to 2005 and made sure to highlight when it delivered on that promise. Progressive also
shaped how customers interpreted cost-reduction actions such as on-site resolution of
auto claims by positioning and reinforcing these actions as part of a consistent brand
promise that it was a responsive, technology-savvy company. In both cases, customer
perceptions of the brands reinforced operational realities. Such brands generate a
reservoir of goodwill and remain resilient on the basis of their consistency over time in
fulfilling promises and their strong, ongoing marketing communications to reinforce
those experiences.
Becoming a company that delivers customer-journey excellence requires many things to
be done well. But we’ve found that there are three priorities. First, take a journey-based
approach. For companies wanting to improve the customer experience as a means of
increasing revenue and reducing costs, executing on customer journeys leads to the best
outcomes. We found that a company’s performance on journeys is 35 percent more predictive
of customer satisfaction and 32 percent more predictive of customer churn than performance
on individual touchpoints. Since a customer journey often touches diferent parts of the
organization, companies need to rewire themselves to create teams that are responsible for
the end-to-end customer journey across functions. While we know there are an infnite
number of journeys, there are generally three to fve that matter most to the customer and
the business—start your improvements there. To track progress, efectiveness, and predict
opportunities, you may need to retool both metrics and analytics to report on journeys,
not just touchpoint insights.
Second, fx areas where negative experiences are common. Because a single negative
experience has four to fve times greater relative impact than a positive one, companies
should focus on reducing poor customer experiences, especially in those areas in which
customers come into contact with the organization most often. For instance, training
frontline service representatives to identify and address specific customer issues
through role playing and script guidelines will go a long way toward engendering
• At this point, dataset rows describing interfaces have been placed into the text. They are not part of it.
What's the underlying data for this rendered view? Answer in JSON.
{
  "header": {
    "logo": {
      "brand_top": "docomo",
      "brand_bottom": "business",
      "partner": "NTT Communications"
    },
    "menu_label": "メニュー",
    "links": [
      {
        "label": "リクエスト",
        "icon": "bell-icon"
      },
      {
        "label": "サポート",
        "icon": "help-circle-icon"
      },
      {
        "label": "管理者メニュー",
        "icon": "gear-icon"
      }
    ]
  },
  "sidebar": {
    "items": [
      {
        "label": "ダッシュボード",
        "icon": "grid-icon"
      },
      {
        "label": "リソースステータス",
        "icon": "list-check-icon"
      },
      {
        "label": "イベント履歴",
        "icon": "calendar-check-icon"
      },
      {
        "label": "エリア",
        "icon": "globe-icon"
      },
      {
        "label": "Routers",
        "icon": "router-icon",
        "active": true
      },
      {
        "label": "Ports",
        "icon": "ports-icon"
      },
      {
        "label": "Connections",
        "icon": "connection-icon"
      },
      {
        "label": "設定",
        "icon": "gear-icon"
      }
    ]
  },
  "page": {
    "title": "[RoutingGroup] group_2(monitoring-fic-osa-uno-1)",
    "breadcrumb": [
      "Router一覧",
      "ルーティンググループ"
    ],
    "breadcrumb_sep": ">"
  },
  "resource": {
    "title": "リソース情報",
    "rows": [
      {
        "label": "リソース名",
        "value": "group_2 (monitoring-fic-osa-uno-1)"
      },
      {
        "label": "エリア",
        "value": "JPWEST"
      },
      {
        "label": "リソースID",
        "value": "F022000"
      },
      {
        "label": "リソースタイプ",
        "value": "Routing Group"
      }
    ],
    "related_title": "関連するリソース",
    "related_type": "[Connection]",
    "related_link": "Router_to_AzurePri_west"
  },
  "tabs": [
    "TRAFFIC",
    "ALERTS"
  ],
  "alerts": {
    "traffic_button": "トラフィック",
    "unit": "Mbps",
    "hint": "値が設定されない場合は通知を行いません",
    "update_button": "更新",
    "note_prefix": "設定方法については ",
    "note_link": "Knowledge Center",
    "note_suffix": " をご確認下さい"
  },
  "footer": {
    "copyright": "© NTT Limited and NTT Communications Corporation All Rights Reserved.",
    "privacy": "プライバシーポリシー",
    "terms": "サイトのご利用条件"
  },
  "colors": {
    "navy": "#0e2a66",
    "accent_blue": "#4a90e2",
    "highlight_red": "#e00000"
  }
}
deeper customer trust.
Finally, do it now. Our research indicates that since 2009, customers are valuing an
“average” experience less and have even less patience for variability in delivery. In addition,
companies that experience inconsistency challenges often expend unnecessary resources
without actually improving the customer journey. Making additional investments to improve
the customer experience without tightening the consistency of experience is just throwing
good money after bad.
For more details about customer satisfaction across industries, see “Customer
satisfaction survey: Who’s up and who’s down,” on the McKinsey on Marketing & Sales
Alfonso Pulido is an associate principal in McKinsey’s San Francisco ofce, where Dorian Stone
is a principal; John Strevel is an associate principal in the Toronto ofce.
Copyright © 2014 McKinsey & Company. All rights reserved.